• _Extracted entries_:
——————————
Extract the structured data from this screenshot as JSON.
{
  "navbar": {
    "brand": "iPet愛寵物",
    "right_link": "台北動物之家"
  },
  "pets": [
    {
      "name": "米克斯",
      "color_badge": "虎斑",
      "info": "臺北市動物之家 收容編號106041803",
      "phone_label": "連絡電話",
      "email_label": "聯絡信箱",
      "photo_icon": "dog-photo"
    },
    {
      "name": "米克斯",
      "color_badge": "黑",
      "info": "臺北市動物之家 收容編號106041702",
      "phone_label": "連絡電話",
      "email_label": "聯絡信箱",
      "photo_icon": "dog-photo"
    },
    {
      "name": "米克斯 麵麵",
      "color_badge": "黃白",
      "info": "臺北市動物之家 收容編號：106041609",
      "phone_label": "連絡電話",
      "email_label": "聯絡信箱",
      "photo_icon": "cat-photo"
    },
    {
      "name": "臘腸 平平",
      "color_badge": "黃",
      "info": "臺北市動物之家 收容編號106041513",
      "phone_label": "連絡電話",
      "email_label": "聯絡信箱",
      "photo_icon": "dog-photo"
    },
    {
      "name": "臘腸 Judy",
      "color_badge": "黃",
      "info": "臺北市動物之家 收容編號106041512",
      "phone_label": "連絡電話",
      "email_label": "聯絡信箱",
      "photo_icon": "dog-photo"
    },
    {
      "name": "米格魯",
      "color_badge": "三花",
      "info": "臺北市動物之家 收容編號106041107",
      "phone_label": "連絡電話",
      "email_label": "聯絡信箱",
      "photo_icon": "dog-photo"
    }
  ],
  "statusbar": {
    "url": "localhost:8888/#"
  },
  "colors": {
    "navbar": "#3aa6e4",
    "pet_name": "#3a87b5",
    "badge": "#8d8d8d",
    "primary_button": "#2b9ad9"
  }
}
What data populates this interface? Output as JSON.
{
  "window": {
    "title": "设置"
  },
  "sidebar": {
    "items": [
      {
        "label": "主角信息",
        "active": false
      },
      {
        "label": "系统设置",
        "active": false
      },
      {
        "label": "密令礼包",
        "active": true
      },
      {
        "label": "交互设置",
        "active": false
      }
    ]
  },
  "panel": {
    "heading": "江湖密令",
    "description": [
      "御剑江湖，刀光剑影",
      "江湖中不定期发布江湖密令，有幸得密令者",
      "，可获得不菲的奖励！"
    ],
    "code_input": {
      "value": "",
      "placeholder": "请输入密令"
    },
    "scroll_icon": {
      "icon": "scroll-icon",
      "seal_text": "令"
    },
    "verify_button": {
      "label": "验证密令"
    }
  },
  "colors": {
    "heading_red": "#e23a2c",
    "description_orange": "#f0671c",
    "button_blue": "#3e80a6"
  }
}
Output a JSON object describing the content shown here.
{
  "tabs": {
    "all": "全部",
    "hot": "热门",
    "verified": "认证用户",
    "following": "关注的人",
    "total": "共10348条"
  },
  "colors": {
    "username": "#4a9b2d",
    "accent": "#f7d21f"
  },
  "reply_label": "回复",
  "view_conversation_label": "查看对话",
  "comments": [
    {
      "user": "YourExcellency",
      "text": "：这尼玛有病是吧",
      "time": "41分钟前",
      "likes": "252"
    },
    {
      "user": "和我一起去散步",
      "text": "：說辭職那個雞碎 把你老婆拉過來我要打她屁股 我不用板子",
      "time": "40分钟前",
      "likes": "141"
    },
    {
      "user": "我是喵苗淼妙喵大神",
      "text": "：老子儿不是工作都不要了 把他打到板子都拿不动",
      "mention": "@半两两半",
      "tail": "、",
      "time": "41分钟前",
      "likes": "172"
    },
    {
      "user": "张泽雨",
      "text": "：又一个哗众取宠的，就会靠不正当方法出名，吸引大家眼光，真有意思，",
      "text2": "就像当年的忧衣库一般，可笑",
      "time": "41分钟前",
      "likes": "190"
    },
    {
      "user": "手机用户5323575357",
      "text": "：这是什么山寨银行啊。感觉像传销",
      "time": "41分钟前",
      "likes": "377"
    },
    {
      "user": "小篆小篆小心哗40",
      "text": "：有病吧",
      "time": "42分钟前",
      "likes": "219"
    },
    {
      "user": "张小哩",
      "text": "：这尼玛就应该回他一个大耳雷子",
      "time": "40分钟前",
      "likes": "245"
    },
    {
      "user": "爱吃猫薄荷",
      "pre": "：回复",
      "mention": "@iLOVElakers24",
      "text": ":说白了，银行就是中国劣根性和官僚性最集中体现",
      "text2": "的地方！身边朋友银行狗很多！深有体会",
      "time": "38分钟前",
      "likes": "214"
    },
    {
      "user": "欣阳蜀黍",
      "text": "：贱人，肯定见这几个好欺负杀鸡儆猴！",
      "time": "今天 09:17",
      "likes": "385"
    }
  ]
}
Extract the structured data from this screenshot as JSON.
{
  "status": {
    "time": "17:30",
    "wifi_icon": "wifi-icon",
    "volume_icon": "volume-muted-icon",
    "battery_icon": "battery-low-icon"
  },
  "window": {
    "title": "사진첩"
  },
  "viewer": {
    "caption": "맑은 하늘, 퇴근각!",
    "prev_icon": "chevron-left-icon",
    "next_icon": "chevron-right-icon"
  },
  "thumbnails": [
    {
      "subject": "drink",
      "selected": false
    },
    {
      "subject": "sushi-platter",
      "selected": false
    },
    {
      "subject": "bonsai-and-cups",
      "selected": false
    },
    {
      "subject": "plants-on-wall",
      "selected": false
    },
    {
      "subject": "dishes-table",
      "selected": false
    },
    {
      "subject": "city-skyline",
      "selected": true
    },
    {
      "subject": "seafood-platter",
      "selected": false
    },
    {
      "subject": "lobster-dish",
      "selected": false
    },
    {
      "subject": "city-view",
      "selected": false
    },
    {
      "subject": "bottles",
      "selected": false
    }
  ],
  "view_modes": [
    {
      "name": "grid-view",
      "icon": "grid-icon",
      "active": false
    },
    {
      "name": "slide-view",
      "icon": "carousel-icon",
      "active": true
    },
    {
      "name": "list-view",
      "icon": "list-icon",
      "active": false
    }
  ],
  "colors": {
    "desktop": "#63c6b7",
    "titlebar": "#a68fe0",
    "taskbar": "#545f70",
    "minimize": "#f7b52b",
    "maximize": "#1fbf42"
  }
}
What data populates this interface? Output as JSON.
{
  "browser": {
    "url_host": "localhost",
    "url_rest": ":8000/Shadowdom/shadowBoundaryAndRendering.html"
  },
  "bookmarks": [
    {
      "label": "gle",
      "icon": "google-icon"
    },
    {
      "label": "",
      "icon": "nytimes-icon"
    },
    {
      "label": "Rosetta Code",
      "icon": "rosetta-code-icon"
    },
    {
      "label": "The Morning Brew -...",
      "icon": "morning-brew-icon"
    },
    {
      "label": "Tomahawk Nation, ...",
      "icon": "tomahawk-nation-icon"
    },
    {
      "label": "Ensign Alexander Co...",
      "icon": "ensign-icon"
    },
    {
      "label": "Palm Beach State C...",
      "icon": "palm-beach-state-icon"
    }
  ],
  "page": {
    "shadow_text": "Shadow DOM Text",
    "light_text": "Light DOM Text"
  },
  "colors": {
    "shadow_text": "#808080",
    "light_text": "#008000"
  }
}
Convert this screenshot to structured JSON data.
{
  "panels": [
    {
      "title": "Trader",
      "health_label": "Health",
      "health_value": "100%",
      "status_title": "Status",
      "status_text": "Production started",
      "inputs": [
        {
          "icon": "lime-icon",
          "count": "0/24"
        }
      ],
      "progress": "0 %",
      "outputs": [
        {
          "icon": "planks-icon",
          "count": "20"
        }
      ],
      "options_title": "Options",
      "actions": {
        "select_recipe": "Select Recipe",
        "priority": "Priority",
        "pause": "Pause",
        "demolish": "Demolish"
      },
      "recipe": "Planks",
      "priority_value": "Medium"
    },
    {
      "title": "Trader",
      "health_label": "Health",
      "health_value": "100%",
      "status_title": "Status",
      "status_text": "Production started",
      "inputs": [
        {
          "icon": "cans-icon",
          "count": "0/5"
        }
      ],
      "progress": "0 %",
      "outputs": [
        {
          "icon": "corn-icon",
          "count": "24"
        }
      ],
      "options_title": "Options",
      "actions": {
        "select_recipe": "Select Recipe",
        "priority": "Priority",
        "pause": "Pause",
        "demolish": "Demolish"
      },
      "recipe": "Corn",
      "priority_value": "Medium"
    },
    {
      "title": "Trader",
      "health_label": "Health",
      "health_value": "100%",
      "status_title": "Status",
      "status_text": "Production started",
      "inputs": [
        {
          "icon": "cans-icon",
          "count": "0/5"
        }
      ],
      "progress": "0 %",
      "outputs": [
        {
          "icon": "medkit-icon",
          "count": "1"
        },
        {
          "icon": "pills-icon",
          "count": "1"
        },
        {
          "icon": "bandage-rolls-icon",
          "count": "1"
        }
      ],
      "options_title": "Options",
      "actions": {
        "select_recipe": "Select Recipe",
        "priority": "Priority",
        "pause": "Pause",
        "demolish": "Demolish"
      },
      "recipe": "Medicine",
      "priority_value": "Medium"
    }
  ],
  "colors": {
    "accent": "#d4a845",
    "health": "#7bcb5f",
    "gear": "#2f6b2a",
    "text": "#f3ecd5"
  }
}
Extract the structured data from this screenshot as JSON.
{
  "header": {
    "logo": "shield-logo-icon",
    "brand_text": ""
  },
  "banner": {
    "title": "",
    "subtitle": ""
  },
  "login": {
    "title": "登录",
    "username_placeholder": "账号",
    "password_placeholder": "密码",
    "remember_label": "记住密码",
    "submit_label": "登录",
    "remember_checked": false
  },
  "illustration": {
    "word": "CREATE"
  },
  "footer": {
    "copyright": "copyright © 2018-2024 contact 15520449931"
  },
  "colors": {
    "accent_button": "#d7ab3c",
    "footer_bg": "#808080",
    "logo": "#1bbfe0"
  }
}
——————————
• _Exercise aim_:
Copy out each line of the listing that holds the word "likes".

• _Solution to this problem_:
      "likes": "252"
      "likes": "141"
      "likes": "172"
      "likes": "190"
      "likes": "377"
      "likes": "219"
      "likes": "245"
      "likes": "214"
      "likes": "385"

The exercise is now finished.